June 8—August 29, 2020 NOW UP
Non Piangere (Enough Tears) solo exhibition
Fernando Pradilla Gallery Madrid, Spain (X)
Juan Francisco Casas' ballpoint on paper Artemesia, Judith, Raquel (pictured cropped) and more, finally on display in an exhibition postponed from April due to Covid-19. This is Casas' 7th solo exhibition, consisting of oil paintings and ballpoint drawings on paper, even one drawn on marble. All of the artwork is tied to the works of the Baroque painter Artemisia Gentileschi. More info.
NEW Exhibit D: In Scorcese's 2013 film The Wolf of Wall Street, DiCaprio uses ballpoint pens to gauge sales skills in two scenes which bookend his character's nefarious story arc. Early in the film, he hands a ballpoint to an old pal: ''Sell me this pen.'' The friend grabs the pen: ''Do me a favor, write your name down on that napkin,'' he snaps back. ''I don't have a pen," replies DiCaprio. ''I rest my case,'' the friend cockily retorts. Hosting a sales seminar in the film's closing scene, DiCaprio asks several front row attendees the same: ''Sell me this pen.'' None fare as well as the old pal.
NEW Exhibit B: Ballpoint pens share quality screen time with DiCaprio in Sam Mendes' 2009 film Revolutionary Road. Near the end of the film, explaining to his wife (Titanic costar Kate Winslet) about a newfangled computer his company is producing, DiCaprio sketches its basic design onto a napkin in ballpoint to show her. (DiCaprio or stunt hands?) And...
Exhibit E: DeNiro was again in close proximity to ballpoints in 2013: in Luc Besson's The Family, parodying his famous mobster portrayals in films by... Scorcese ! As reported here, the son of DeNiro's character is shown using a 4-color Bic at school, as are all other students in his class. The film, by the way, was executive-produced by none other than... say it with me: Scorrrrrceeeeseeee ! To be continued...?・
Related news... The Ballpointer had been publishing 'feature' articles only with the direct participation of the artists, but in 2019 we will initiate an editorial shift and publish with or without featured artists' participation or blessing. As an online journal reporting about the usage of ballpoint pens to create fine art, we are quite simply within our rights to publish as we see fit about the activities of artists doing so. It was only as a courtesy that we solicited artist involvement in the first place, expecting that artists would, if not initially, at some point be happy to speak to media with very specific knowledge of their chosen medium. Over time it became suspicious that an artist using ballpoints (i.e. Il Lee, or his 'reps') wouldn't talk with us, effectively making The Ballpointer seem ignorant—or worse, exclusionary—by not writing about artists whom everyone knows exist but whom have not yet been featured ・
*Would YOU subscribe to
a PRINTED edition of The Ballpointer?
Let us know.
Listings published courtesy of The Ballpointer, space permitting.
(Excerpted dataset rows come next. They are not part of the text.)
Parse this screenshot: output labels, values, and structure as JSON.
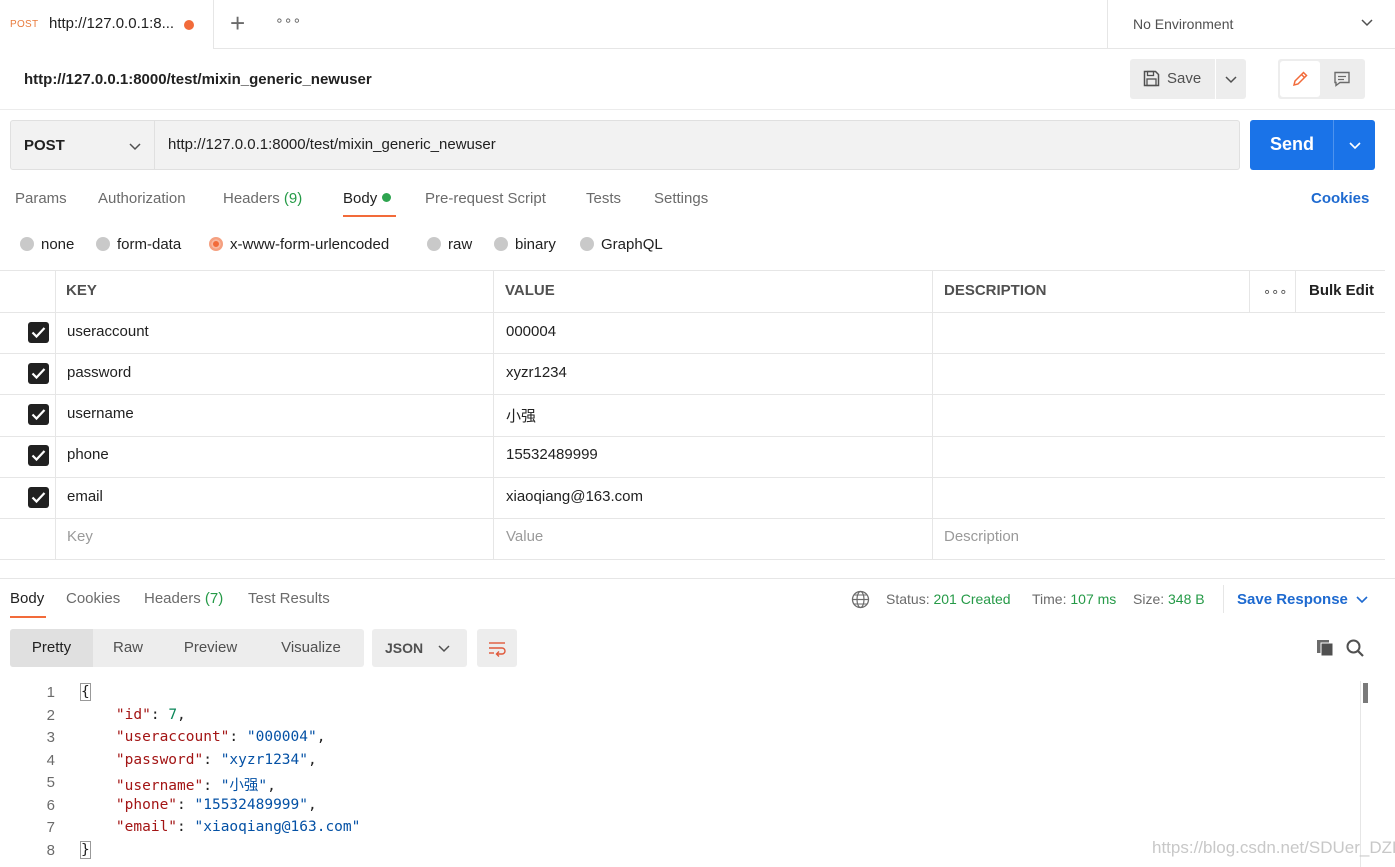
{
  "tabbar": {
    "tab_method": "POST",
    "tab_title": "http://127.0.0.1:8...",
    "new_tab": "+",
    "more": "∘∘∘",
    "environment": "No Environment"
  },
  "header": {
    "title": "http://127.0.0.1:8000/test/mixin_generic_newuser",
    "save_label": "Save"
  },
  "request": {
    "method": "POST",
    "url": "http://127.0.0.1:8000/test/mixin_generic_newuser",
    "send_label": "Send"
  },
  "request_tabs": {
    "params": "Params",
    "authorization": "Authorization",
    "headers": "Headers",
    "headers_count": "(9)",
    "body": "Body",
    "prerequest": "Pre-request Script",
    "tests": "Tests",
    "settings": "Settings",
    "cookies": "Cookies"
  },
  "body_types": {
    "none": "none",
    "form_data": "form-data",
    "urlencoded": "x-www-form-urlencoded",
    "raw": "raw",
    "binary": "binary",
    "graphql": "GraphQL",
    "selected": "x-www-form-urlencoded"
  },
  "params_table": {
    "headers": {
      "key": "KEY",
      "value": "VALUE",
      "description": "DESCRIPTION",
      "more": "∘∘∘",
      "bulk_edit": "Bulk Edit"
    },
    "rows": [
      {
        "checked": true,
        "key": "useraccount",
        "value": "000004",
        "description": ""
      },
      {
        "checked": true,
        "key": "password",
        "value": "xyzr1234",
        "description": ""
      },
      {
        "checked": true,
        "key": "username",
        "value": "小强",
        "description": ""
      },
      {
        "checked": true,
        "key": "phone",
        "value": "15532489999",
        "description": ""
      },
      {
        "checked": true,
        "key": "email",
        "value": "xiaoqiang@163.com",
        "description": ""
      }
    ],
    "placeholders": {
      "key": "Key",
      "value": "Value",
      "description": "Description"
    }
  },
  "response": {
    "tabs": {
      "body": "Body",
      "cookies": "Cookies",
      "headers": "Headers",
      "headers_count": "(7)",
      "test_results": "Test Results"
    },
    "status_label": "Status:",
    "status_value": "201 Created",
    "time_label": "Time:",
    "time_value": "107 ms",
    "size_label": "Size:",
    "size_value": "348 B",
    "save_response": "Save Response",
    "views": {
      "pretty": "Pretty",
      "raw": "Raw",
      "preview": "Preview",
      "visualize": "Visualize"
    },
    "format": "JSON",
    "code_lines": [
      "{",
      "    \"id\": 7,",
      "    \"useraccount\": \"000004\",",
      "    \"password\": \"xyzr1234\",",
      "    \"username\": \"小强\",",
      "    \"phone\": \"15532489999\",",
      "    \"email\": \"xiaoqiang@163.com\"",
      "}"
    ]
  },
  "watermark": "https://blog.csdn.net/SDUer_DZL",
  "colors": {
    "accent": "#f26b3a",
    "send": "#1a73e8",
    "link": "#1e6ad0",
    "success": "#259a47"
  },
  "icons": [
    "chevron-down-icon",
    "save-icon",
    "pencil-icon",
    "comment-icon",
    "globe-icon",
    "wrap-icon",
    "copy-icon",
    "search-icon",
    "check-icon"
  ]
}
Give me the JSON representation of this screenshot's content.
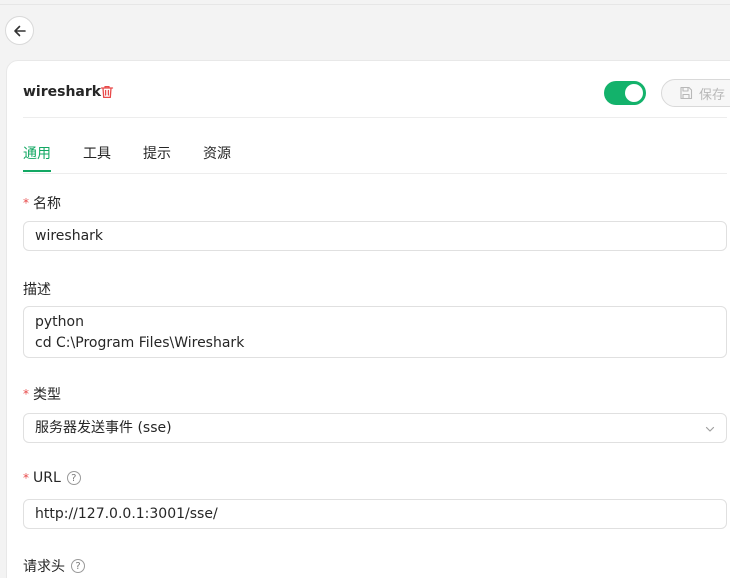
{
  "server": {
    "name": "wireshark",
    "enabled": true,
    "save_label": "保存"
  },
  "tabs": [
    {
      "label": "通用",
      "active": true
    },
    {
      "label": "工具",
      "active": false
    },
    {
      "label": "提示",
      "active": false
    },
    {
      "label": "资源",
      "active": false
    }
  ],
  "form": {
    "required_mark": "*",
    "help_mark": "?",
    "name_label": "名称",
    "name_value": "wireshark",
    "description_label": "描述",
    "description_lines": [
      "python",
      "cd  C:\\Program Files\\Wireshark"
    ],
    "type_label": "类型",
    "type_value": "服务器发送事件 (sse)",
    "url_label": "URL",
    "url_value": "http://127.0.0.1:3001/sse/",
    "headers_label": "请求头"
  },
  "colors": {
    "accent": "#13a864",
    "required": "#e84a4a",
    "toggle_on": "#13b26b"
  },
  "icons": {
    "back": "arrow-left-icon",
    "delete": "trash-icon",
    "save": "save-icon",
    "dropdown": "chevron-down-icon",
    "help": "question-circle-icon"
  }
}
Something you'd like to see? Something you'd like us to see?...
Submissions to The Ballpointer are welcome and encouraged but, by doing so, you are authorizing the use and publication of any texts and/or data provided. Having said that, let us know you're out there.